4. How to move and act to get from where you are to where you want to be.

The hardest part is actually starting, setting your mind and your heart on those goals and plans and taking the first step. The second hardest part is sticking to it. For that, I suggest an accountability partner with whom you can share all financial details and who will hold you accountable. For an illustration of how this worked in the life of Greg and Alison Baumer who were committed spenders, watch this short video.

Once you have accountability set and you are started, focus hard on your existing debt if you have any. Include in that debt on your home because the security of your home for yourself and your family is a primary need. Work to pay off all debt using the skills taught by Financial Peace University and Crown Ministries.

Take Financial Peace University at Idlewild Church. It includes guidance and help with paying off debt and other issues raised in this article. Alternatively, try Crown Ministries. Crown’s Money Map can get you started toward getting out of debt and it is free. Download your Money Map today.

Go to Crown’s Debt Snowball Calculator. Put in your basic information about your debt and how much you can put toward paying off that debt each month. The Calculator creates a payoff plan that you can handle.

About the Author

John Campbell has retired from a 40-year legal practice as a trial attorney in Tampa. He has served in multiple volunteer roles at Idlewild Baptist Church in Lutz, Florida, where he met Jesus.
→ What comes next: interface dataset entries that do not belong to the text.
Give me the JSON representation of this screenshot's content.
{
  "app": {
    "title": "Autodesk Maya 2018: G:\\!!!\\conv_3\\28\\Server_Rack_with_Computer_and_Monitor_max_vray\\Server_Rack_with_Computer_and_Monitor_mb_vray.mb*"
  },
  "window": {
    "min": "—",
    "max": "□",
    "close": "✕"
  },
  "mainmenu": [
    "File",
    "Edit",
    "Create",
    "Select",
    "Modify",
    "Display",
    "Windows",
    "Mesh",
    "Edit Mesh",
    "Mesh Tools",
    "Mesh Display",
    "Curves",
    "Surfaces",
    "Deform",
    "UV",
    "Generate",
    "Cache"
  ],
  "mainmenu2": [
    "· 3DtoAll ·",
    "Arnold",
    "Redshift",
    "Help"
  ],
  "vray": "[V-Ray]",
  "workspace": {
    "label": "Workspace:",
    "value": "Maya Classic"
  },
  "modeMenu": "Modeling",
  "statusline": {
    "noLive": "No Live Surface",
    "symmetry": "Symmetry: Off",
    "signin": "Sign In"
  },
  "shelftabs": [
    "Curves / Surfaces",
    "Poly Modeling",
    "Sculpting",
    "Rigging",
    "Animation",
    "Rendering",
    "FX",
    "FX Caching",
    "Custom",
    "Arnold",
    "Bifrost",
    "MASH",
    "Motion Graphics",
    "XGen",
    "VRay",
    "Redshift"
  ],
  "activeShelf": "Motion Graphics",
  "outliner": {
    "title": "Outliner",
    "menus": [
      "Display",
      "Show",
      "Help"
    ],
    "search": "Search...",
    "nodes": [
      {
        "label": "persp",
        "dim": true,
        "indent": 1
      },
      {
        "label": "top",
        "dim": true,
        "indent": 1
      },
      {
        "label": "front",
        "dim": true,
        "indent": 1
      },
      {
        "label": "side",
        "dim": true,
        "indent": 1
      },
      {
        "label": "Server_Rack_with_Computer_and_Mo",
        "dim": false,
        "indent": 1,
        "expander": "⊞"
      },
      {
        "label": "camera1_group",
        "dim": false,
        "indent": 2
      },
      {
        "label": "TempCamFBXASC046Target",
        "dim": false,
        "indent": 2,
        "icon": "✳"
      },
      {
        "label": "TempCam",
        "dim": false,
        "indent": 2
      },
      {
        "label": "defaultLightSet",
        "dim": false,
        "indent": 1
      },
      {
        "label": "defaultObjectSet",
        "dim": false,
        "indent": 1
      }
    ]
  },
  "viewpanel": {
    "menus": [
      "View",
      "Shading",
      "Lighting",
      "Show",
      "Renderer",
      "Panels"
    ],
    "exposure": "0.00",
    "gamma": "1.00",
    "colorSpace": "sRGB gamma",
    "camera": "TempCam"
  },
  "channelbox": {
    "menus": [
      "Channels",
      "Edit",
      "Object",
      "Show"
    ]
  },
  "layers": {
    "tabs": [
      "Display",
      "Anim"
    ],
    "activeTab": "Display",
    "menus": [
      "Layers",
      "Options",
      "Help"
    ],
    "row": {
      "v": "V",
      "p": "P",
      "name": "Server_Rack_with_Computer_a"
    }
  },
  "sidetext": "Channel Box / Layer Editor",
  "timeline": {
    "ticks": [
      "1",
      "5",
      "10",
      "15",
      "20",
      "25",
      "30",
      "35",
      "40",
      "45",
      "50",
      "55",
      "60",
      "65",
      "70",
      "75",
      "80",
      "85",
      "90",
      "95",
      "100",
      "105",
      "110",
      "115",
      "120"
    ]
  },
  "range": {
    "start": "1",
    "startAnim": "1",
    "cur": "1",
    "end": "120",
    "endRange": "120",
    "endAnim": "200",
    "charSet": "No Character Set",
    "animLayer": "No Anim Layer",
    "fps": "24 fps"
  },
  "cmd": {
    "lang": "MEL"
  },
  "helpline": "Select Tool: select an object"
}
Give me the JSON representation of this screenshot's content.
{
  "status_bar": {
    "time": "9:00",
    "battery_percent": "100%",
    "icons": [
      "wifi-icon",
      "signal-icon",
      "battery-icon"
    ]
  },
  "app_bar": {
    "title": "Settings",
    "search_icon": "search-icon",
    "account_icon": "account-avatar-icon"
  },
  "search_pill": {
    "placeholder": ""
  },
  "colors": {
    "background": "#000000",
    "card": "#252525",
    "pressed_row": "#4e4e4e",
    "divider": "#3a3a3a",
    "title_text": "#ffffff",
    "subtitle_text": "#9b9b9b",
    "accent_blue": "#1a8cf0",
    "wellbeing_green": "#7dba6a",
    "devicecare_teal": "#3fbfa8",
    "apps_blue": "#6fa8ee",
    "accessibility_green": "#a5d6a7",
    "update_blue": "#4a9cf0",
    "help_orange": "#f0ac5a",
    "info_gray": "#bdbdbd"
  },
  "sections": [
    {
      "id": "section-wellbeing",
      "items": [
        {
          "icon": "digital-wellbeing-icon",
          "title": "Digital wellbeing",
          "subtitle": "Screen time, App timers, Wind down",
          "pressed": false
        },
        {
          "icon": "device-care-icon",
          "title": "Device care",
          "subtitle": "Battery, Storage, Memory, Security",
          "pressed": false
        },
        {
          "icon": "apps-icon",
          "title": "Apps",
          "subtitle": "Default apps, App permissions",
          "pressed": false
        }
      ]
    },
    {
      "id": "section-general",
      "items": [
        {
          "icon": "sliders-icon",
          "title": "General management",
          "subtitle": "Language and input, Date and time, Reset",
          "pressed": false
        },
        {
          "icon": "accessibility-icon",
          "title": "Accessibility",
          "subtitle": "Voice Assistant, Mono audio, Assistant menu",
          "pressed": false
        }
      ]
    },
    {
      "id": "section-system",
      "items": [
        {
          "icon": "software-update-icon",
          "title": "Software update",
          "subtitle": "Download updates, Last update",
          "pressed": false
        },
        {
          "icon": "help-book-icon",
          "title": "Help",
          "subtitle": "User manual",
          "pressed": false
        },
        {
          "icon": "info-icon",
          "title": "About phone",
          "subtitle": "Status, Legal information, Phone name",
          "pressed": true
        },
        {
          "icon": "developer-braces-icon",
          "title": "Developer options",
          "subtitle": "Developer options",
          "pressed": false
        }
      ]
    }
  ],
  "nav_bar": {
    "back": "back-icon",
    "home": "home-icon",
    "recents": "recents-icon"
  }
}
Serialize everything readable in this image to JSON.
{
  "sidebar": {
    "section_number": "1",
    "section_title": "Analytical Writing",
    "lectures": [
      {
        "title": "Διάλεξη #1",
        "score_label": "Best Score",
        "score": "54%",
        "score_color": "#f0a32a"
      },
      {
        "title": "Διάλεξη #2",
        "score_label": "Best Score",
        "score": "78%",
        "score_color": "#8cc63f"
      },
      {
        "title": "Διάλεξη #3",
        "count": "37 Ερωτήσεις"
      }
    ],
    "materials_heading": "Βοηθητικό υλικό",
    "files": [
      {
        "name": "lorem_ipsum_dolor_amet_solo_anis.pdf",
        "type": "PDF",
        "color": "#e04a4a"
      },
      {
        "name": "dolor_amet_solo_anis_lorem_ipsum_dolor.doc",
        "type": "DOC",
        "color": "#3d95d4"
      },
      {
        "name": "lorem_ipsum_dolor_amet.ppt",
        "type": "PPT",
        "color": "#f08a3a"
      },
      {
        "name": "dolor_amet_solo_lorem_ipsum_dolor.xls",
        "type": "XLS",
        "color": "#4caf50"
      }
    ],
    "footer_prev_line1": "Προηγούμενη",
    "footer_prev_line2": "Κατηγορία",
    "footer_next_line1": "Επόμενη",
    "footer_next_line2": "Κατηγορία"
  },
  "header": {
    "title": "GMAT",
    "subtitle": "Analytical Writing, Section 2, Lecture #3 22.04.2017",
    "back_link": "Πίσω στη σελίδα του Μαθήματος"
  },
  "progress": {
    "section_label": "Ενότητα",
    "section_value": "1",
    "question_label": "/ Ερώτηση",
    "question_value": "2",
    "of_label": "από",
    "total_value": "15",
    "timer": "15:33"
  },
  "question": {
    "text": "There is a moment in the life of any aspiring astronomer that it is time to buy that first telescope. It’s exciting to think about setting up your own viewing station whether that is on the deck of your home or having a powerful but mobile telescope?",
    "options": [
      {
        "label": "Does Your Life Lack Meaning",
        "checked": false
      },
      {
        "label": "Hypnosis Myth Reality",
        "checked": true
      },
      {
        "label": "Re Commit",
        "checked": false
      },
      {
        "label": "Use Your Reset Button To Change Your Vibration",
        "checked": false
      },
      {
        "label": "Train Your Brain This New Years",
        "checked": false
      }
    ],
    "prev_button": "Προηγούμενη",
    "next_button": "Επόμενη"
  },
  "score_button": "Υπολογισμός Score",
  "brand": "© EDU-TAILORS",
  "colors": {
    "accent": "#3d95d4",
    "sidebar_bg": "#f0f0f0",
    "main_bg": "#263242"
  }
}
He began serving as the Executive Director of the Idlewild Foundation in 2016. He has been married to the love of his life, Mona Puckett Campbell, since 1972.